by Sara M. Stewart
Reprinted with permission from The Tar Heel Junior Historian, Fall 2006.
Tar Heel Junior Historian Association, NC Museum of History

John Blue HouseFarming, especially cotton farming, was very hard work during the 1800s. Toward the end of that century, cotton was the main cash crop for the southeastern part of Richmond County and other areas of North Carolina. Small landowners worked long hours to harvest the crop. Country schools operated on a much shorter schedule to allow children to be free to help plant and pick cotton. Large landowners rented small farms “on halves” to other farmers. All of the work was done by hand, with only mules for added power.
During this time, many forward thinking people across North Carolina were inventing machines to make farming easier. One such person was John Blue.

John Blue was born on November 28, 1861, to Angus and Mary Ann McLaurin Blue. In the 1830s, John’s grandfather, also named John, had moved from Moore County, buying a large parcel of land in what is now Scotland County. John’s great-grandfather, also named Angus, had moved from his native Scotland to North Carolina’s upper Cape Fear region in the mid-1700s.

John’s father, Angus Blue, got his own farm in the 1850s. John was the eldest of nine children. Two of his brothers made names for themselves in the political arena. Lauchlin was a state senator, and Angus was one of the first county commissioners when Scotland County was formed from Richmond County in 1899. (Lauchlin was one of the Richmond County legislators who proposed the formation of Scotland County.) The other children were Lucia, Mary Ann, Margaret, Nancy, James Franklin, and Luther.

Even before he left his father’s farm, John Blue was interested in making items in the family’s blacksmith shop. Many of the tools he made were crude, since he had no real training in the field. Nonetheless, it was there that John invented the first cotton-stalk cutter. Being a cotton farmer, he was very interested in designing tools that would make cotton farming easier. His inventions made it possible to use more mule power, rather than man power, to produce a cotton crop.

After buying a farm in 1883, Blue continued to improve and develop items for use on the farm. He invented a cotton planter made of iron. He also invented a machine to spread fertilizer.

In 1886 Blue and his father established a business on John’s land. In the shop, the younger Blue repaired cotton gin parts and other farm tools and equipment. The small business grew into a large plant where implements were made. Blue built a foundry—a building that contained equipment to melt iron and cast it into parts he needed.

During the early 1900s, Blue obtained patents for all of his inventions. He continued to ensure that patents protected all of his improvements. Because the tools that Blue developed were low in cost, they were available to many farmers. They were early steps in making farming depend on machinery rather than human power.

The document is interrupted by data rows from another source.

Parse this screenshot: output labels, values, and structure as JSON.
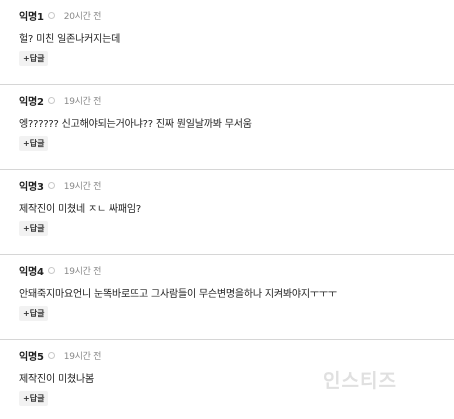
{
  "comments": [
    {
      "nickname": "익명1",
      "time": "20시간 전",
      "text": "헐? 미친 일존나커지는데",
      "reply_label": "+답글"
    },
    {
      "nickname": "익명2",
      "time": "19시간 전",
      "text": "엥?????? 신고해야되는거아냐?? 진짜 뭔일날까봐 무서움",
      "reply_label": "+답글"
    },
    {
      "nickname": "익명3",
      "time": "19시간 전",
      "text": "제작진이 미쳤네 ㅈㄴ 싸패임?",
      "reply_label": "+답글"
    },
    {
      "nickname": "익명4",
      "time": "19시간 전",
      "text": "안돼죽지마요언니 눈똑바로뜨고 그사람들이 무슨변명을하나 지켜봐야지ㅜㅜㅜ",
      "reply_label": "+답글"
    },
    {
      "nickname": "익명5",
      "time": "19시간 전",
      "text": "제작진이 미쳤나봄",
      "reply_label": "+답글"
    }
  ],
  "watermark": "인스티즈"
}
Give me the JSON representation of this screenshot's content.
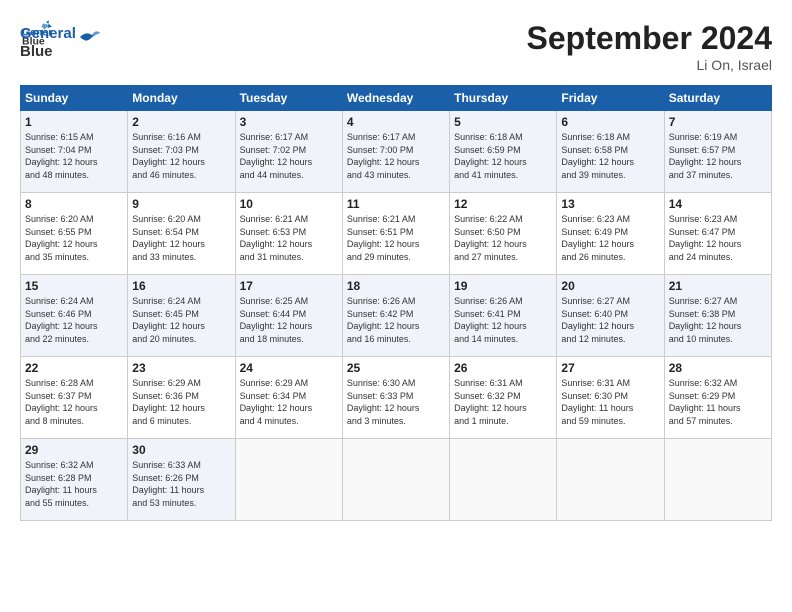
{
  "header": {
    "logo_line1": "General",
    "logo_line2": "Blue",
    "month_title": "September 2024",
    "location": "Li On, Israel"
  },
  "weekdays": [
    "Sunday",
    "Monday",
    "Tuesday",
    "Wednesday",
    "Thursday",
    "Friday",
    "Saturday"
  ],
  "weeks": [
    [
      {
        "day": "1",
        "info": "Sunrise: 6:15 AM\nSunset: 7:04 PM\nDaylight: 12 hours\nand 48 minutes."
      },
      {
        "day": "2",
        "info": "Sunrise: 6:16 AM\nSunset: 7:03 PM\nDaylight: 12 hours\nand 46 minutes."
      },
      {
        "day": "3",
        "info": "Sunrise: 6:17 AM\nSunset: 7:02 PM\nDaylight: 12 hours\nand 44 minutes."
      },
      {
        "day": "4",
        "info": "Sunrise: 6:17 AM\nSunset: 7:00 PM\nDaylight: 12 hours\nand 43 minutes."
      },
      {
        "day": "5",
        "info": "Sunrise: 6:18 AM\nSunset: 6:59 PM\nDaylight: 12 hours\nand 41 minutes."
      },
      {
        "day": "6",
        "info": "Sunrise: 6:18 AM\nSunset: 6:58 PM\nDaylight: 12 hours\nand 39 minutes."
      },
      {
        "day": "7",
        "info": "Sunrise: 6:19 AM\nSunset: 6:57 PM\nDaylight: 12 hours\nand 37 minutes."
      }
    ],
    [
      {
        "day": "8",
        "info": "Sunrise: 6:20 AM\nSunset: 6:55 PM\nDaylight: 12 hours\nand 35 minutes."
      },
      {
        "day": "9",
        "info": "Sunrise: 6:20 AM\nSunset: 6:54 PM\nDaylight: 12 hours\nand 33 minutes."
      },
      {
        "day": "10",
        "info": "Sunrise: 6:21 AM\nSunset: 6:53 PM\nDaylight: 12 hours\nand 31 minutes."
      },
      {
        "day": "11",
        "info": "Sunrise: 6:21 AM\nSunset: 6:51 PM\nDaylight: 12 hours\nand 29 minutes."
      },
      {
        "day": "12",
        "info": "Sunrise: 6:22 AM\nSunset: 6:50 PM\nDaylight: 12 hours\nand 27 minutes."
      },
      {
        "day": "13",
        "info": "Sunrise: 6:23 AM\nSunset: 6:49 PM\nDaylight: 12 hours\nand 26 minutes."
      },
      {
        "day": "14",
        "info": "Sunrise: 6:23 AM\nSunset: 6:47 PM\nDaylight: 12 hours\nand 24 minutes."
      }
    ],
    [
      {
        "day": "15",
        "info": "Sunrise: 6:24 AM\nSunset: 6:46 PM\nDaylight: 12 hours\nand 22 minutes."
      },
      {
        "day": "16",
        "info": "Sunrise: 6:24 AM\nSunset: 6:45 PM\nDaylight: 12 hours\nand 20 minutes."
      },
      {
        "day": "17",
        "info": "Sunrise: 6:25 AM\nSunset: 6:44 PM\nDaylight: 12 hours\nand 18 minutes."
      },
      {
        "day": "18",
        "info": "Sunrise: 6:26 AM\nSunset: 6:42 PM\nDaylight: 12 hours\nand 16 minutes."
      },
      {
        "day": "19",
        "info": "Sunrise: 6:26 AM\nSunset: 6:41 PM\nDaylight: 12 hours\nand 14 minutes."
      },
      {
        "day": "20",
        "info": "Sunrise: 6:27 AM\nSunset: 6:40 PM\nDaylight: 12 hours\nand 12 minutes."
      },
      {
        "day": "21",
        "info": "Sunrise: 6:27 AM\nSunset: 6:38 PM\nDaylight: 12 hours\nand 10 minutes."
      }
    ],
    [
      {
        "day": "22",
        "info": "Sunrise: 6:28 AM\nSunset: 6:37 PM\nDaylight: 12 hours\nand 8 minutes."
      },
      {
        "day": "23",
        "info": "Sunrise: 6:29 AM\nSunset: 6:36 PM\nDaylight: 12 hours\nand 6 minutes."
      },
      {
        "day": "24",
        "info": "Sunrise: 6:29 AM\nSunset: 6:34 PM\nDaylight: 12 hours\nand 4 minutes."
      },
      {
        "day": "25",
        "info": "Sunrise: 6:30 AM\nSunset: 6:33 PM\nDaylight: 12 hours\nand 3 minutes."
      },
      {
        "day": "26",
        "info": "Sunrise: 6:31 AM\nSunset: 6:32 PM\nDaylight: 12 hours\nand 1 minute."
      },
      {
        "day": "27",
        "info": "Sunrise: 6:31 AM\nSunset: 6:30 PM\nDaylight: 11 hours\nand 59 minutes."
      },
      {
        "day": "28",
        "info": "Sunrise: 6:32 AM\nSunset: 6:29 PM\nDaylight: 11 hours\nand 57 minutes."
      }
    ],
    [
      {
        "day": "29",
        "info": "Sunrise: 6:32 AM\nSunset: 6:28 PM\nDaylight: 11 hours\nand 55 minutes."
      },
      {
        "day": "30",
        "info": "Sunrise: 6:33 AM\nSunset: 6:26 PM\nDaylight: 11 hours\nand 53 minutes."
      },
      {
        "day": "",
        "info": ""
      },
      {
        "day": "",
        "info": ""
      },
      {
        "day": "",
        "info": ""
      },
      {
        "day": "",
        "info": ""
      },
      {
        "day": "",
        "info": ""
      }
    ]
  ]
}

John and his wife, Flora McKinnon, had three children: Edna Earl, Mary Margaret, and John Jr. Mary died in infancy. John Jr.—who was sixteen years younger than Edna—had a very sharp business mind. Under his leadership, the business grew, even after John Sr.’s death in 1935. In 1945 a fire destroyed the foundry. John Jr. thought the company would make more money if it were closer to the source of iron and coal. A foundry became available in Huntsville, Alabama. He bought it and eventually moved the whole operation to Alabama.  

John Jr. was killed in an automobile accident in 1968. The Blue family had sold the business to New York State firm STV in 1967, but it kept the John Blue Company name. In 2000 the company combined with a California company, CDS, and now operates as CDS-John Blue Company. It produces large sprayers for agriculture.
At the time of this article’s publication, Sara M. Stewart, a retired public school speech therapist, was a volunteer with the Scotland County Historic Properties Commission.

Image credit:

"John Blue House." 2008. John Blue Complex Web site: